§ **WORK ORDER**: Give every entry again, word for word.

━━ RECORDS SUPPLIED ━━

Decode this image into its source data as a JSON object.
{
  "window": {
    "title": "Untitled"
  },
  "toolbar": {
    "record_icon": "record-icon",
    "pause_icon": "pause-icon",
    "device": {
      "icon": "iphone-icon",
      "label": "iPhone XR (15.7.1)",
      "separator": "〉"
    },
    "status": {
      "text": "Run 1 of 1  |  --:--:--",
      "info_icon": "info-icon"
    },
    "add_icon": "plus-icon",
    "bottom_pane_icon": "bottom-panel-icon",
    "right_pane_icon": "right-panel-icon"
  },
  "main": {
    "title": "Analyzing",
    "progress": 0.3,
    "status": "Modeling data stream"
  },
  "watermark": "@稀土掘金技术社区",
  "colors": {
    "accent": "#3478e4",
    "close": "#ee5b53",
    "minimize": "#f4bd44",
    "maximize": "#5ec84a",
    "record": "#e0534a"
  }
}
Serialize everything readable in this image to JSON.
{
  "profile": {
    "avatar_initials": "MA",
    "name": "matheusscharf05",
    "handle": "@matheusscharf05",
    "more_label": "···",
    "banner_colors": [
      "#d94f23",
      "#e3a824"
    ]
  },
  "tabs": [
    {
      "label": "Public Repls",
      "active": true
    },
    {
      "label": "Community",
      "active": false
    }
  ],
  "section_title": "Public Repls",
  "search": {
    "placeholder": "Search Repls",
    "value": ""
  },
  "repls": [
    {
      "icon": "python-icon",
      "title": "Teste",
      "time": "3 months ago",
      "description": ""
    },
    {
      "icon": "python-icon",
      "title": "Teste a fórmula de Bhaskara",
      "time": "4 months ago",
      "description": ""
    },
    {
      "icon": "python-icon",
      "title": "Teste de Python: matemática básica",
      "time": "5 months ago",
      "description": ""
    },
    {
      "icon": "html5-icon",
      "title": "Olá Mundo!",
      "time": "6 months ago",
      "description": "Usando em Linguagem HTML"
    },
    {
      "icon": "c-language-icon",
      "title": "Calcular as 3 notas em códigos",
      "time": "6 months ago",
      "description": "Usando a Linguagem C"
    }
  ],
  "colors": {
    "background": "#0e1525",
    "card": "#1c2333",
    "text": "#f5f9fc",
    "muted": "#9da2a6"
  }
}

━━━

§ **SOLUTION FOR THIS EXERCISE**:
Decode this image into its source data as a JSON object.
{
  "window": {
    "title": "Untitled"
  },
  "toolbar": {
    "record_icon": "record-icon",
    "pause_icon": "pause-icon",
    "device": {
      "icon": "iphone-icon",
      "label": "iPhone XR (15.7.1)",
      "separator": "〉"
    },
    "status": {
      "text": "Run 1 of 1  |  --:--:--",
      "info_icon": "info-icon"
    },
    "add_icon": "plus-icon",
    "bottom_pane_icon": "bottom-panel-icon",
    "right_pane_icon": "right-panel-icon"
  },
  "main": {
    "title": "Analyzing",
    "progress": 0.3,
    "status": "Modeling data stream"
  },
  "watermark": "@稀土掘金技术社区",
  "colors": {
    "accent": "#3478e4",
    "close": "#ee5b53",
    "minimize": "#f4bd44",
    "maximize": "#5ec84a",
    "record": "#e0534a"
  }
}
Serialize everything readable in this image to JSON.
{
  "profile": {
    "avatar_initials": "MA",
    "name": "matheusscharf05",
    "handle": "@matheusscharf05",
    "more_label": "···",
    "banner_colors": [
      "#d94f23",
      "#e3a824"
    ]
  },
  "tabs": [
    {
      "label": "Public Repls",
      "active": true
    },
    {
      "label": "Community",
      "active": false
    }
  ],
  "section_title": "Public Repls",
  "search": {
    "placeholder": "Search Repls",
    "value": ""
  },
  "repls": [
    {
      "icon": "python-icon",
      "title": "Teste",
      "time": "3 months ago",
      "description": ""
    },
    {
      "icon": "python-icon",
      "title": "Teste a fórmula de Bhaskara",
      "time": "4 months ago",
      "description": ""
    },
    {
      "icon": "python-icon",
      "title": "Teste de Python: matemática básica",
      "time": "5 months ago",
      "description": ""
    },
    {
      "icon": "html5-icon",
      "title": "Olá Mundo!",
      "time": "6 months ago",
      "description": "Usando em Linguagem HTML"
    },
    {
      "icon": "c-language-icon",
      "title": "Calcular as 3 notas em códigos",
      "time": "6 months ago",
      "description": "Usando a Linguagem C"
    }
  ],
  "colors": {
    "background": "#0e1525",
    "card": "#1c2333",
    "text": "#f5f9fc",
    "muted": "#9da2a6"
  }
}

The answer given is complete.